Gazebo Gazette

The Gulf Coast Community Foundation oversees the Dr. Philip Terrell Excellence in Education fund, which was established in honor of Dr. Philip Terrell, a long-time educator who brought the school district to state and national acclaim during his tenure as Superintendent. 

Following Dr. Terrell’s early medical retirement, the community and educators came together to find a way to continue Dr. Terrell’s legacy. The Dr. Philip Terrell Excellence in Education Fund was established with donations, and its ongoing solvency is maintained by district employees who overwhelmingly choose to participate via payroll deductions.

The power of many giving a little ($1 – $3 per paycheck) keeps the fund solvent and the dream alive. The amount of each grant, funded from the Dr. Philip Terrell Excellence in Education Fund, has increased over the years since its inception in 2002.  

Dr. Philip Terrell, Dr. Carla J. Evers, Superintendent, Patty Cooper, Chief Academic Officer, Dr. Terrell’s daughters, Dr. Tyra Bailey and Dr. Tenneille Lamberth, and school administrators surprised each teacher in the presence of their students on Monday, November 8, 2021, to announce their grant selection and to award each a “check” for the grant amount up to $800.00. 

Educators in the Pass Christian School District are encouraged to participate in the annual Dr. Philip Terrell Excellence in Education Teacher Grant program by submitting their ideas for innovative ways to improve student achievement.

Barbara Swilley educator at Pass Christian High School, designed a project called “Spirit Store” where students will be designing and creating various items such as license plates, key chains, water bottles, t-shirts, and more and then selling and distributing the products for students, staff, and community members to purchase and show their school spirit throughout the school and community.
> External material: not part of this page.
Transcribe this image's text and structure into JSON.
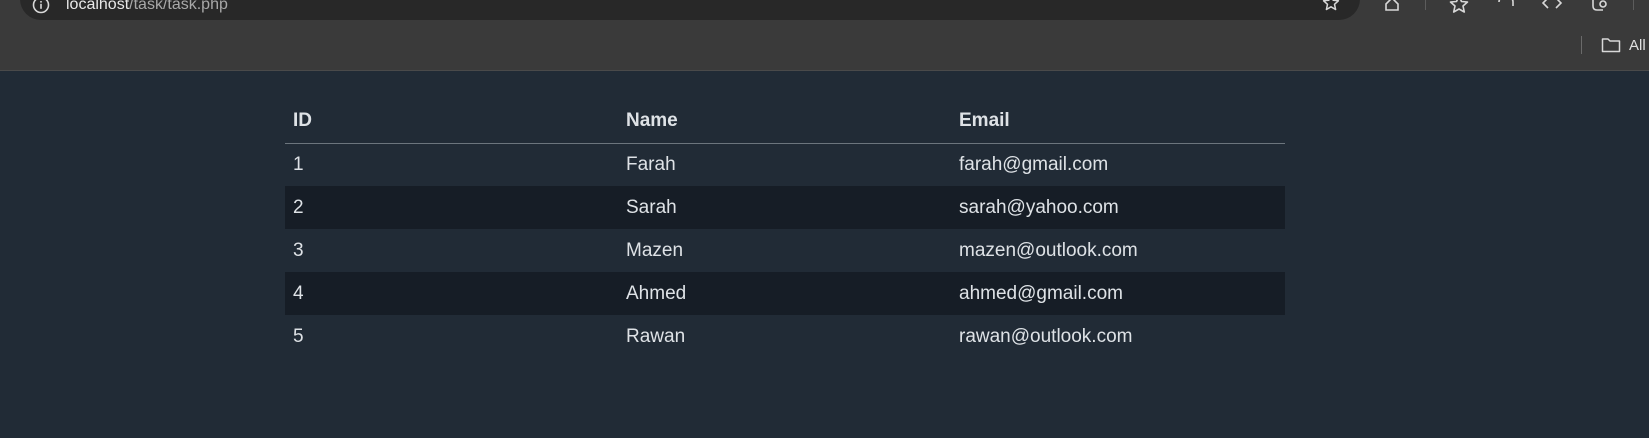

Students will learn the concepts of marketing through this entire process.

Robyn Holder, educator at Pass Christian Elementary, will use her grant money to challenge the Pre-K students in the area of STEM by creating a hydroponic garden where students can learn the process of how plants grow and how food supply comes from farm to table. “Planting the seeds in Pre-K” aims to provide a hands-on approach to growing plants and produce in a hydroponic system and understand how the process can help the community.